**Exercise:**
Filter the listing and keep only the lines with the word "shown".

[Records provided]

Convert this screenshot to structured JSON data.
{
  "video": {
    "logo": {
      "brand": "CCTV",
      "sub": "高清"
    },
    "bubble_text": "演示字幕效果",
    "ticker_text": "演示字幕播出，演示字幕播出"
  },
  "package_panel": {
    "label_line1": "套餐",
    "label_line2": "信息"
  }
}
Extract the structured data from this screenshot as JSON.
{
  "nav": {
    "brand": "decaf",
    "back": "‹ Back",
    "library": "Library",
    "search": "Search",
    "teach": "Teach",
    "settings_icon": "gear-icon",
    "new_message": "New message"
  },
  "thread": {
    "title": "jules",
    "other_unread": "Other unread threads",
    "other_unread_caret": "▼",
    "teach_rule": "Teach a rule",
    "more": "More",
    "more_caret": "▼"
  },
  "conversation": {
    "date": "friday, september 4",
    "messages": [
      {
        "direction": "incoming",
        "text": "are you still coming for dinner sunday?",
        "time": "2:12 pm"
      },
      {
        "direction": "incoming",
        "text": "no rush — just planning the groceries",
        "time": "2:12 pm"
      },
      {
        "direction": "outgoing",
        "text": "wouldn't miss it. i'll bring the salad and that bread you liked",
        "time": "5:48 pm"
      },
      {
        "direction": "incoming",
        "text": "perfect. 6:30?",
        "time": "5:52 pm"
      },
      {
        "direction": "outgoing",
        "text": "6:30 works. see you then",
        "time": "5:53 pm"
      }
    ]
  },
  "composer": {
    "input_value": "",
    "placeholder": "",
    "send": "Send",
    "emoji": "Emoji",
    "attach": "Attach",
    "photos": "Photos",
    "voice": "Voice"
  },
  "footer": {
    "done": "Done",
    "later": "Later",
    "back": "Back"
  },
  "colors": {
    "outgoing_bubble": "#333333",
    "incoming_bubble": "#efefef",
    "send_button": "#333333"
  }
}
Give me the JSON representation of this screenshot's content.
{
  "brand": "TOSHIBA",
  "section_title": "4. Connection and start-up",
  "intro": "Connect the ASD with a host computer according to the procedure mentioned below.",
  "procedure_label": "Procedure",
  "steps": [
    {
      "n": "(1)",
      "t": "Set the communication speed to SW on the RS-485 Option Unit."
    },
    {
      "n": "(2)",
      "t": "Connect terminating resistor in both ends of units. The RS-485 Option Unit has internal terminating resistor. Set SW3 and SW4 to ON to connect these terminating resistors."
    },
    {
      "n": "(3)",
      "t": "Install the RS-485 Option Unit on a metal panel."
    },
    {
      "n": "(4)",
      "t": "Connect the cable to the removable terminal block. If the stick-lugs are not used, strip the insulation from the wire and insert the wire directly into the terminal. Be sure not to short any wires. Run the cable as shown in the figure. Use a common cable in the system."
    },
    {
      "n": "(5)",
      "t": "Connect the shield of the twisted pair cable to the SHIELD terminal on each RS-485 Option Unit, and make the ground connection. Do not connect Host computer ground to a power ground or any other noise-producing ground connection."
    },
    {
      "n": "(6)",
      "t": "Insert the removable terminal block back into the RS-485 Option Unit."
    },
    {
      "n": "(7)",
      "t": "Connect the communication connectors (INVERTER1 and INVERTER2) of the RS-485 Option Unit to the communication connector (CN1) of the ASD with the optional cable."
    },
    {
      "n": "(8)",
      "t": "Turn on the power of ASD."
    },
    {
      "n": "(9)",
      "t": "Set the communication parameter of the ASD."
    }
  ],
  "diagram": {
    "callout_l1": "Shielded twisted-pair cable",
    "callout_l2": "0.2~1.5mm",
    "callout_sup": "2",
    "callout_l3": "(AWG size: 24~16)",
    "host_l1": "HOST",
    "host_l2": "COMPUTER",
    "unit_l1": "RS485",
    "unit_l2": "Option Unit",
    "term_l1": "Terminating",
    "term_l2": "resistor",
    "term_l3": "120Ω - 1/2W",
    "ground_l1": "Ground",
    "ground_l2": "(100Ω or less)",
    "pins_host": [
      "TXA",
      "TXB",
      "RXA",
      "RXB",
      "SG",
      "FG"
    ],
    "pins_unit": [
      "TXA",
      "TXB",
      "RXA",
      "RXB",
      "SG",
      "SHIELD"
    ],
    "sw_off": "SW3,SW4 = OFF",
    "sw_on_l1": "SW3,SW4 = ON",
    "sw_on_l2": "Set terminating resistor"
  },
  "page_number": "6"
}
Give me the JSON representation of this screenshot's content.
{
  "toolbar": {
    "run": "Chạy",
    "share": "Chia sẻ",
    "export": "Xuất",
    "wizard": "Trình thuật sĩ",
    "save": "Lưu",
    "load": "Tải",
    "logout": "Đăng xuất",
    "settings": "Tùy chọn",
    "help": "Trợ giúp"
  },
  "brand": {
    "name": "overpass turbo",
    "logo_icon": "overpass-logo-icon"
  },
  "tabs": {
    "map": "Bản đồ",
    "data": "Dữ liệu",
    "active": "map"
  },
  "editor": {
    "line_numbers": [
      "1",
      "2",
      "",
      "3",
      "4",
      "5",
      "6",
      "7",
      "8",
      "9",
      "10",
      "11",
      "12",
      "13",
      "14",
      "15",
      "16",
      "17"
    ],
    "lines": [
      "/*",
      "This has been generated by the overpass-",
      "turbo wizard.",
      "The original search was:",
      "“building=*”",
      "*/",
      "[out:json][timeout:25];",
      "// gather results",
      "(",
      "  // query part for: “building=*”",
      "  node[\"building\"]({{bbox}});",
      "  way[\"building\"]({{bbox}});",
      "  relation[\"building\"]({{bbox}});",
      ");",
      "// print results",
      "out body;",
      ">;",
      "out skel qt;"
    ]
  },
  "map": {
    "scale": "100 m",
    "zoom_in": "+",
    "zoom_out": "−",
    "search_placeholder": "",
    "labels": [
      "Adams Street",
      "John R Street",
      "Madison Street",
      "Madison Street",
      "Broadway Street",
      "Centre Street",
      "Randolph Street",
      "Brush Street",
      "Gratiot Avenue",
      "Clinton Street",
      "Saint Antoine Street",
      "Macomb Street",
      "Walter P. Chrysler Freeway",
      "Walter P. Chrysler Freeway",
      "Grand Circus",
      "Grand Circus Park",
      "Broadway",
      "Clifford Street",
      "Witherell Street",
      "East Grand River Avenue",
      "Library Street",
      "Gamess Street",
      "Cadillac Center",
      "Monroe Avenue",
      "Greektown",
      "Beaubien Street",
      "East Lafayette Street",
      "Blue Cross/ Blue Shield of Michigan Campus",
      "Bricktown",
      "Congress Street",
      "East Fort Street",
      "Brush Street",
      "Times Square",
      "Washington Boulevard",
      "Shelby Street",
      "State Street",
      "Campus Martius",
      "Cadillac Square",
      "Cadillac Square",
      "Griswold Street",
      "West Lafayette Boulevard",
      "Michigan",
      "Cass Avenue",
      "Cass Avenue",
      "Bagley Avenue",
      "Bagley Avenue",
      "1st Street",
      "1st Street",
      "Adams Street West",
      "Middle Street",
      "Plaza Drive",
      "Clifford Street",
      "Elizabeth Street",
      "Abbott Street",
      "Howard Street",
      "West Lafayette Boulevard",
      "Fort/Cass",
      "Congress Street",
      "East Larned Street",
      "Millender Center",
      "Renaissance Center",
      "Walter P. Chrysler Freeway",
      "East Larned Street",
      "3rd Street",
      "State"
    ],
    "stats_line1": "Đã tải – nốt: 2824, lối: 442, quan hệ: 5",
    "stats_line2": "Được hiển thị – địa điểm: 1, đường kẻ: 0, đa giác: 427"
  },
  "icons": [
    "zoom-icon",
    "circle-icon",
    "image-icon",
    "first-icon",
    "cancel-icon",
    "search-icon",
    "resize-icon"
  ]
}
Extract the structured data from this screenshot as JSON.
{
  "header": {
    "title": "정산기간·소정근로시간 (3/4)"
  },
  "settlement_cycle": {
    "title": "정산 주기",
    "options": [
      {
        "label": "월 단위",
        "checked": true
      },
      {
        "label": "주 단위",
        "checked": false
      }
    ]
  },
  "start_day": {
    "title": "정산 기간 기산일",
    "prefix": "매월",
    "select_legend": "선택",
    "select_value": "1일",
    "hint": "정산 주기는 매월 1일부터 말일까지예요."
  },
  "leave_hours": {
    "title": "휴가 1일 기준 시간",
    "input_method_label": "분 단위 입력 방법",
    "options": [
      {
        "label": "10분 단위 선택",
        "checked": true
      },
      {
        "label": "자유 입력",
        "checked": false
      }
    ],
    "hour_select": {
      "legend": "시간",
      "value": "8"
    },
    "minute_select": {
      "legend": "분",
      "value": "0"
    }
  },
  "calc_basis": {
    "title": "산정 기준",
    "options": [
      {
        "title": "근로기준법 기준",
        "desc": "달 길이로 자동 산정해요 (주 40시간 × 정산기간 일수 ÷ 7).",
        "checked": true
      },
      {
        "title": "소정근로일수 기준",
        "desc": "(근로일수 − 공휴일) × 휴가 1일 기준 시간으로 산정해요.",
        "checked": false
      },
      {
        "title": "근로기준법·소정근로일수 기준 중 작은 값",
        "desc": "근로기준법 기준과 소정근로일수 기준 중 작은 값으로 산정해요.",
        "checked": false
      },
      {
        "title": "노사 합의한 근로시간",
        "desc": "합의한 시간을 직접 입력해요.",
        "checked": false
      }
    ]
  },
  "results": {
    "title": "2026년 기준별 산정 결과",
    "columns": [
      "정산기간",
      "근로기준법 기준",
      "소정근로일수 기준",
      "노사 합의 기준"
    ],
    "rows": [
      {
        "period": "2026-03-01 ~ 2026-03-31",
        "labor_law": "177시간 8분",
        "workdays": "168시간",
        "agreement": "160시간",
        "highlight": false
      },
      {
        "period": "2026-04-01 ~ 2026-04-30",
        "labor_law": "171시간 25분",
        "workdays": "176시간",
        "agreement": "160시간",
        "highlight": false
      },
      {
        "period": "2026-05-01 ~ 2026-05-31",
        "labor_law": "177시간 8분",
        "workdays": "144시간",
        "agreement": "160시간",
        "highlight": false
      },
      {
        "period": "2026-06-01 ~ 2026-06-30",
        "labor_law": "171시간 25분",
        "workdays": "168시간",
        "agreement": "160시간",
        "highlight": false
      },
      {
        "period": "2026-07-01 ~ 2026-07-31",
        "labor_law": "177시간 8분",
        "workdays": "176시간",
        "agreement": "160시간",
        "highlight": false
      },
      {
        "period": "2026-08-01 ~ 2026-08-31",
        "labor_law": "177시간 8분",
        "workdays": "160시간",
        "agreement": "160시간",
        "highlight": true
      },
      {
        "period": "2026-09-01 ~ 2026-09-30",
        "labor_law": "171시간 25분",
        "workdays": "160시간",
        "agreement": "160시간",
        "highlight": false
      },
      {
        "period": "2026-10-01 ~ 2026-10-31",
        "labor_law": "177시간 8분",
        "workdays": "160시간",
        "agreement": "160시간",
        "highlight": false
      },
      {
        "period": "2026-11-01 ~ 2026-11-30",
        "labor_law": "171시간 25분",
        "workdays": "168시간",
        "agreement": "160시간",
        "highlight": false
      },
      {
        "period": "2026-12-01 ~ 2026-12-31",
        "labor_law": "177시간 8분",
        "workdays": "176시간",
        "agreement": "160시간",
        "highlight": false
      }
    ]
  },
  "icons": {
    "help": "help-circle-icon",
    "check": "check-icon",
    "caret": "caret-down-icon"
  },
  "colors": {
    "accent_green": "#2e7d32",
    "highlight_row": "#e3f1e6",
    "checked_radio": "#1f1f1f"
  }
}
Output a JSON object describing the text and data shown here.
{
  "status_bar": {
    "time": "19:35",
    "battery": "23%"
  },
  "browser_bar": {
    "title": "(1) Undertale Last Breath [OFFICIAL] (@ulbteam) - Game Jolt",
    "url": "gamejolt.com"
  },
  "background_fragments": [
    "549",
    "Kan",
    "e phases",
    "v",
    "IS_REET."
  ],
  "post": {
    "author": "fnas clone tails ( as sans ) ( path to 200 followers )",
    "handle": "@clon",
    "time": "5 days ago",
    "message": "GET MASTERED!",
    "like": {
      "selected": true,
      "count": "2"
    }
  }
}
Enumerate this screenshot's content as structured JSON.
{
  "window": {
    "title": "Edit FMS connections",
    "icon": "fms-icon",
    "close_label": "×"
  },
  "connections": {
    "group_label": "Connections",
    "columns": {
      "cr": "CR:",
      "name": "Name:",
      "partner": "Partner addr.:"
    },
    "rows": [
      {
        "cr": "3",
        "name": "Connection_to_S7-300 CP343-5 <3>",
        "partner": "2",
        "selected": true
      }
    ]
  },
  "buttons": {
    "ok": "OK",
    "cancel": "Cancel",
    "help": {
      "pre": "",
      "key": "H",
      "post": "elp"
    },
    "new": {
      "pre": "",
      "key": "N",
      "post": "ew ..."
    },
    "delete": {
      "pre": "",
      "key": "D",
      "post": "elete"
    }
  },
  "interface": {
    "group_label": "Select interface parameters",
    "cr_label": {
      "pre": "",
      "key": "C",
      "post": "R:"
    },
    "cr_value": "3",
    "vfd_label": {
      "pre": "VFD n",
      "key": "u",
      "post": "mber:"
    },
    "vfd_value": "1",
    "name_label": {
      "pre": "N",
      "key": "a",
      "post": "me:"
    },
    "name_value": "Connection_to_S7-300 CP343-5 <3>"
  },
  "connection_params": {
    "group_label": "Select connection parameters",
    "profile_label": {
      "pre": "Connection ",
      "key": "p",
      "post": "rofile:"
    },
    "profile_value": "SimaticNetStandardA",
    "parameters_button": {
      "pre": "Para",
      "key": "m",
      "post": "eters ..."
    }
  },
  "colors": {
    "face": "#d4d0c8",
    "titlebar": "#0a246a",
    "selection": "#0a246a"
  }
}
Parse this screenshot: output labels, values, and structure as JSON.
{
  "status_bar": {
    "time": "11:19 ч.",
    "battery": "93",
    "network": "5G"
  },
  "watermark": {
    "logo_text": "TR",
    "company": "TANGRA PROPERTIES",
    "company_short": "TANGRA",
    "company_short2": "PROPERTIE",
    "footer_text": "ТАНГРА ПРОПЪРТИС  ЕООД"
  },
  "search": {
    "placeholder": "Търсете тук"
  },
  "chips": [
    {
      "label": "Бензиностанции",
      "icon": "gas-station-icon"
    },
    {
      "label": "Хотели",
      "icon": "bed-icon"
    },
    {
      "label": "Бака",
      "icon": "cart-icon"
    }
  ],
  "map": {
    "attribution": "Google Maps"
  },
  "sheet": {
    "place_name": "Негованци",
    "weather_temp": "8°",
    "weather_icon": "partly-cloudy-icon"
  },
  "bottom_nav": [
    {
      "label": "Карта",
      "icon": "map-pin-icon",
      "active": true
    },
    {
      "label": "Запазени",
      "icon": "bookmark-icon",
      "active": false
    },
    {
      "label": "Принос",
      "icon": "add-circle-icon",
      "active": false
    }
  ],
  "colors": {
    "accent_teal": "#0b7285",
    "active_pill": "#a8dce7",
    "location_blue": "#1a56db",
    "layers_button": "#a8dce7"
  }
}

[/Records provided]

**Task answer:**
      "t": "Connect the cable to the removable terminal block. If the stick-lugs are not used, strip the insulation from the wire and insert the wire directly into the terminal. Be sure not to short any wires. Run the cable as shown in the figure. Use a common cable in the system."
Output a JSON object describing the text and data shown here.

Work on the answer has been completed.